The care home market has remained resilient despite the unprecedented challenges posed by COVID-19, a major new report has found.
In the 31st edition of its Care Homes for Older People UK Market Report, LaingBuisson said COVID-19 had not triggered a surge in care home closures despite an 8 percentage point fall in occupancy rates between March and September 2020.
The business intelligence provider cautioned that closures may only have been postponed by loans and tax holidays, however, adding there could yet be a sharp increase in small, family run services going to the wall. LaingBuisson predicted occupancy levels may not return to normal levels until 2023.
The report also looks at the potential benefits of digitalisation that have been highlighted by the COVID crisis with NHSX understood to be making provision for NHS funding to make substantial investment in digital technologies for social care in the near future.

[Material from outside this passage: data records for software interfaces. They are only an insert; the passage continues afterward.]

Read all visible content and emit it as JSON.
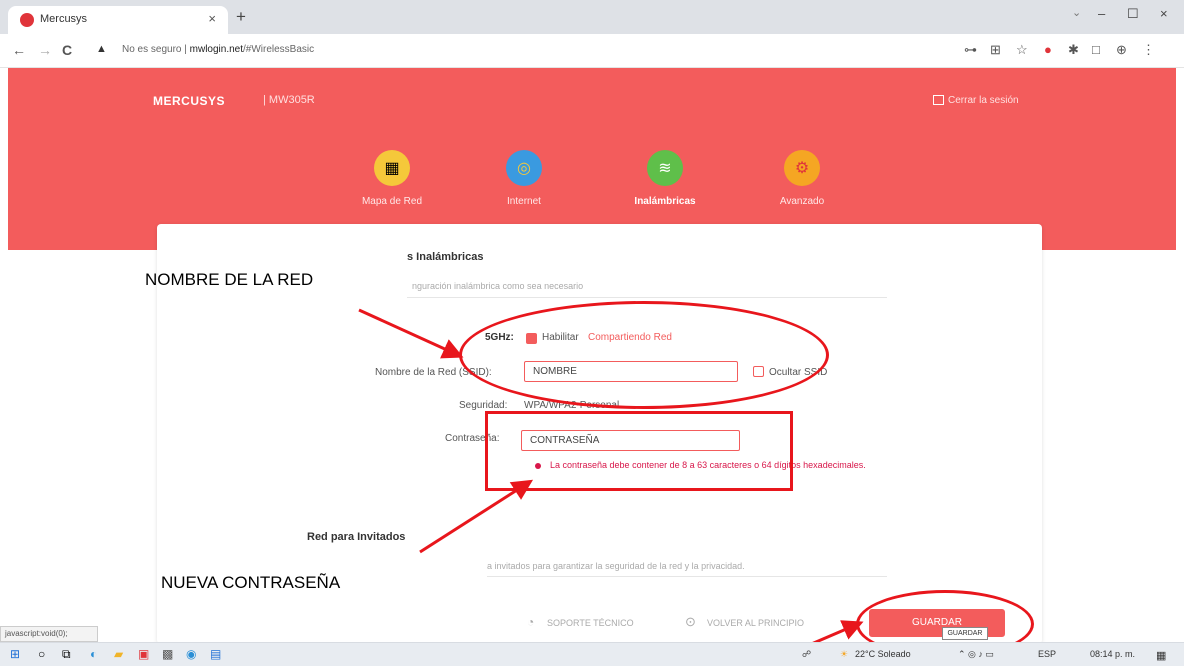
{
  "browser": {
    "tab_title": "Mercusys",
    "tab_close": "×",
    "new_tab": "+",
    "win_minimize": "–",
    "win_maximize": "☐",
    "win_close": "×",
    "back": "←",
    "forward": "→",
    "reload": "C",
    "security_label": "No es seguro",
    "url_host": "mwlogin.net",
    "url_path": "/#WirelessBasic"
  },
  "router": {
    "logo": "MERCUSYS",
    "model": "| MW305R",
    "logout": "Cerrar la sesión",
    "nav": [
      {
        "label": "Mapa de Red",
        "color": "#f5c83a"
      },
      {
        "label": "Internet",
        "color": "#3a9ae0"
      },
      {
        "label": "Inalámbricas",
        "color": "#5fbf4a"
      },
      {
        "label": "Avanzado",
        "color": "#f5a623"
      }
    ]
  },
  "wireless": {
    "section_title": "s Inalámbricas",
    "section_desc": "nguración inalámbrica como sea necesario",
    "band_label": "5GHz:",
    "enable_label": "Habilitar",
    "share_network": "Compartiendo Red",
    "ssid_label": "Nombre de la Red (SSID):",
    "ssid_value": "NOMBRE",
    "hide_ssid": "Ocultar SSID",
    "security_label": "Seguridad:",
    "security_value": "WPA/WPA2-Personal",
    "password_label": "Contraseña:",
    "password_value": "CONTRASEÑA",
    "password_hint": "La contraseña debe contener de 8 a 63 caracteres o 64 dígitos hexadecimales.",
    "guest_title": "Red para Invitados",
    "guest_desc": "a invitados para garantizar la seguridad de la red y la privacidad."
  },
  "footer": {
    "support": "SOPORTE TÉCNICO",
    "back_home": "VOLVER AL PRINCIPIO",
    "save": "GUARDAR",
    "tooltip": "GUARDAR"
  },
  "statusbar": {
    "link": "javascript:void(0);"
  },
  "annotations": {
    "network_name": "NOMBRE DE LA RED",
    "new_password": "NUEVA CONTRASEÑA",
    "color": "#e8161c"
  },
  "taskbar": {
    "weather": "22°C  Soleado",
    "lang": "ESP",
    "time": "08:14 p. m."
  }
}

Report author, William Laing, (pictured) said: “No-one can deny that the care home market has been disrupted by COVID-19. Television and newspaper reports have told the very human story of what has happened. The figures show that the value of the market has shrunk from £17.3 billion in March 2020 to £16.6 billion in September 2020. The underlying drivers of demand remain, though how and when self-payers in particular choose to access care may change in the wake of the pandemic.

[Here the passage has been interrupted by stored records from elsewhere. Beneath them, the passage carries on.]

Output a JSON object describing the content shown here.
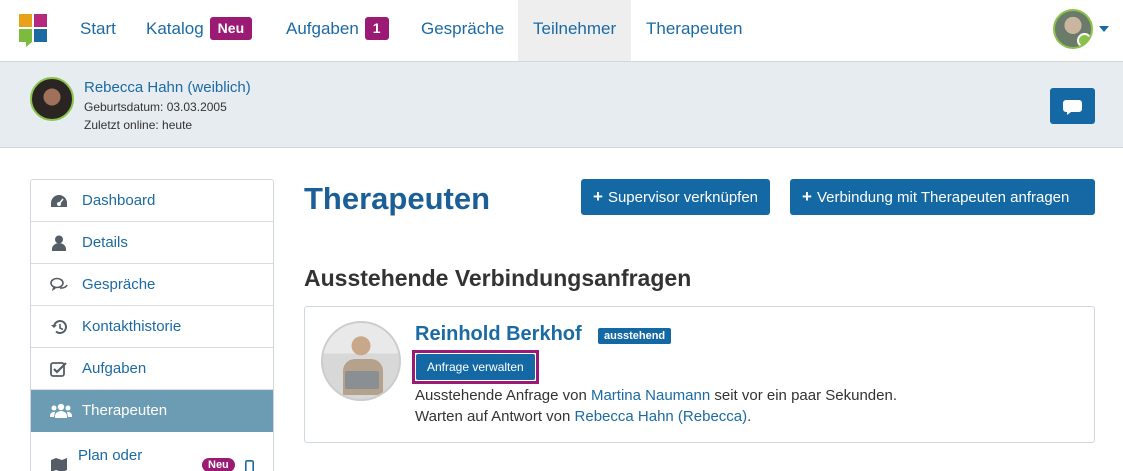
{
  "nav": {
    "items": [
      {
        "label": "Start"
      },
      {
        "label": "Katalog",
        "badge": "Neu"
      },
      {
        "label": "Aufgaben",
        "badge": "1"
      },
      {
        "label": "Gespräche"
      },
      {
        "label": "Teilnehmer",
        "active": true
      },
      {
        "label": "Therapeuten"
      }
    ]
  },
  "patient": {
    "name": "Rebecca Hahn (weiblich)",
    "birthdate": "Geburtsdatum: 03.03.2005",
    "last_online": "Zuletzt online: heute"
  },
  "sidebar": {
    "items": [
      {
        "label": "Dashboard",
        "icon": "dashboard-icon"
      },
      {
        "label": "Details",
        "icon": "user-icon"
      },
      {
        "label": "Gespräche",
        "icon": "comments-icon"
      },
      {
        "label": "Kontakthistorie",
        "icon": "history-icon"
      },
      {
        "label": "Aufgaben",
        "icon": "checkbox-icon"
      },
      {
        "label": "Therapeuten",
        "icon": "group-icon",
        "active": true
      },
      {
        "label": "Plan oder",
        "icon": "map-icon",
        "badge": "Neu"
      }
    ]
  },
  "main": {
    "title": "Therapeuten",
    "btn_supervisor": "Supervisor verknüpfen",
    "btn_connect": "Verbindung mit Therapeuten anfragen",
    "section_title": "Ausstehende Verbindungsanfragen",
    "request": {
      "name": "Reinhold Berkhof",
      "status": "ausstehend",
      "manage_label": "Anfrage verwalten",
      "line1_prefix": "Ausstehende Anfrage von ",
      "line1_link": "Martina Naumann",
      "line1_suffix": " seit vor ein paar Sekunden.",
      "line2_prefix": "Warten auf Antwort von ",
      "line2_link": "Rebecca Hahn (Rebecca)",
      "line2_suffix": "."
    }
  },
  "colors": {
    "primary": "#1469a5",
    "accent_purple": "#9b1b74",
    "sidebar_active": "#6c9cb4",
    "online_green": "#8bc34a"
  }
}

“Digitisation in social care, or rather the lack of it, has been one of the big stories in care homes through the pandemic. The lack of joined up health and social care records was held responsible for some of the breakdowns in communication at the start of COVID-19 and public expectation regarding what can be achieved through technology is growing. Digital technologies offer the potential for operational and back office efficiencies and to free staff up to focus on activities which add value and improve the customer experience. It would, nevertheless, be fanciful to say that we are anywhere close to artificial intelligence taking over tasks currently undertaken by human beings.
“Aside from what happened at the start of the pandemic, there have been many pilot projects which have shown the efficiencies to be gained for the NHS from connectivity, remote monitoring and diagnosis, the avoidance of unnecessary hospital admissions and the delivery of primary care in care homes if connectivity between the mainly independent social care sector and public sector healthcare provision is improved. The promise of NHS funding from NHSX to support this will be vital to achieving this much needed upgrade in technology for many care homes.”